If this sounds like an environment you want to be successful in, take a look at our open positions and get in touch with us. Or just drop by for a cup of coffee. 

Susanne Taylor

Coach & Facilitator focused on constant learning and development in self, teams, and organizations. Agile coach @Gini

At Gini, we want our posts, articles, guides, white papers and press releases to reach everyone. Therefore, we emphasize that both female, male, and other gender identities are explicitly addressed in them.

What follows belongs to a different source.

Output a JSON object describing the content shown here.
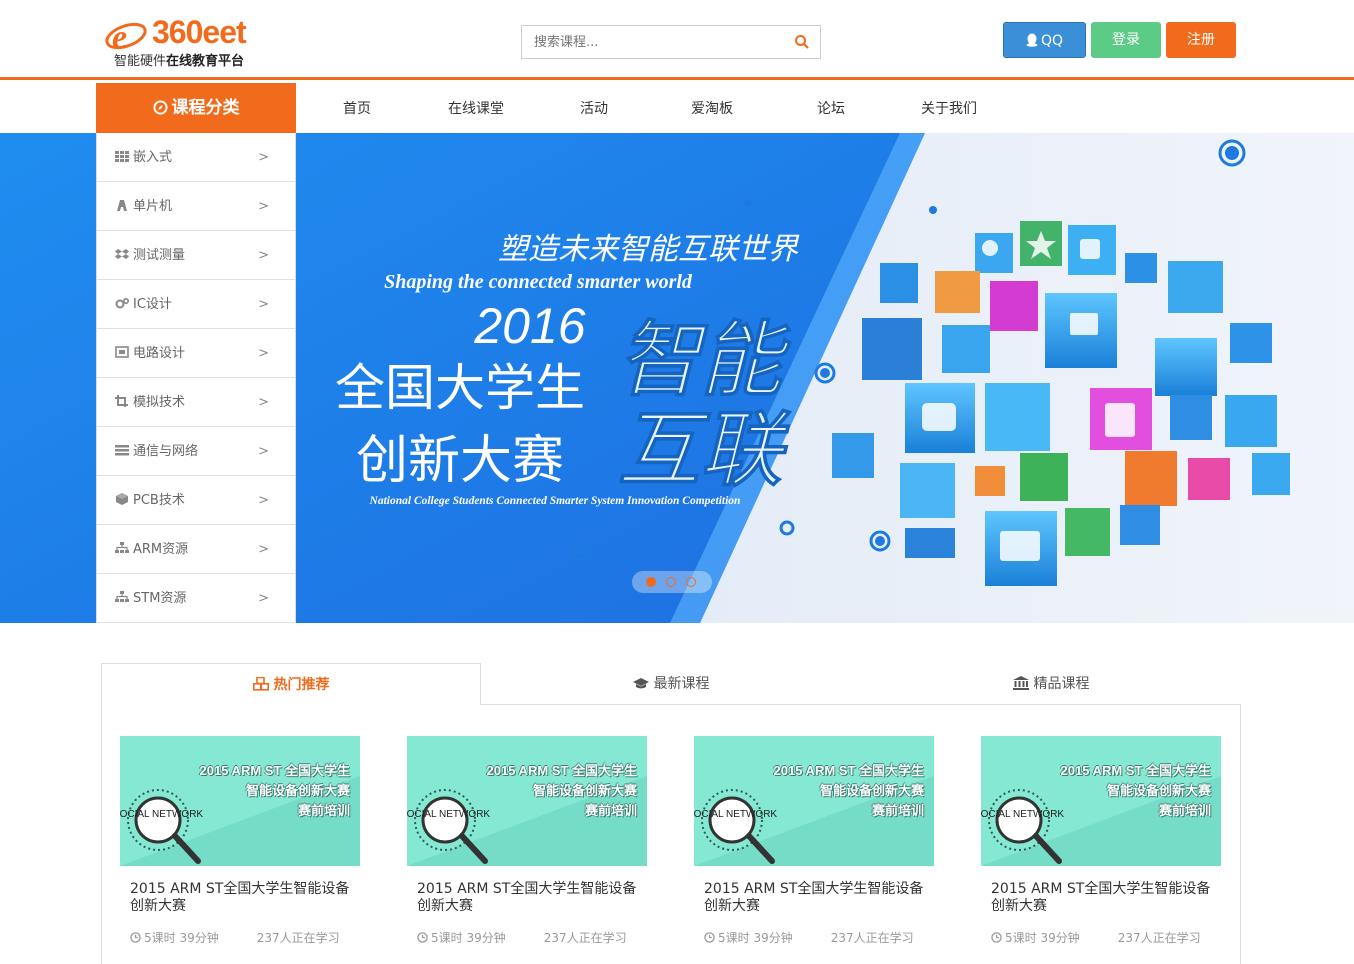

All references to persons refer to all genders, even when the generic masculine is used in content.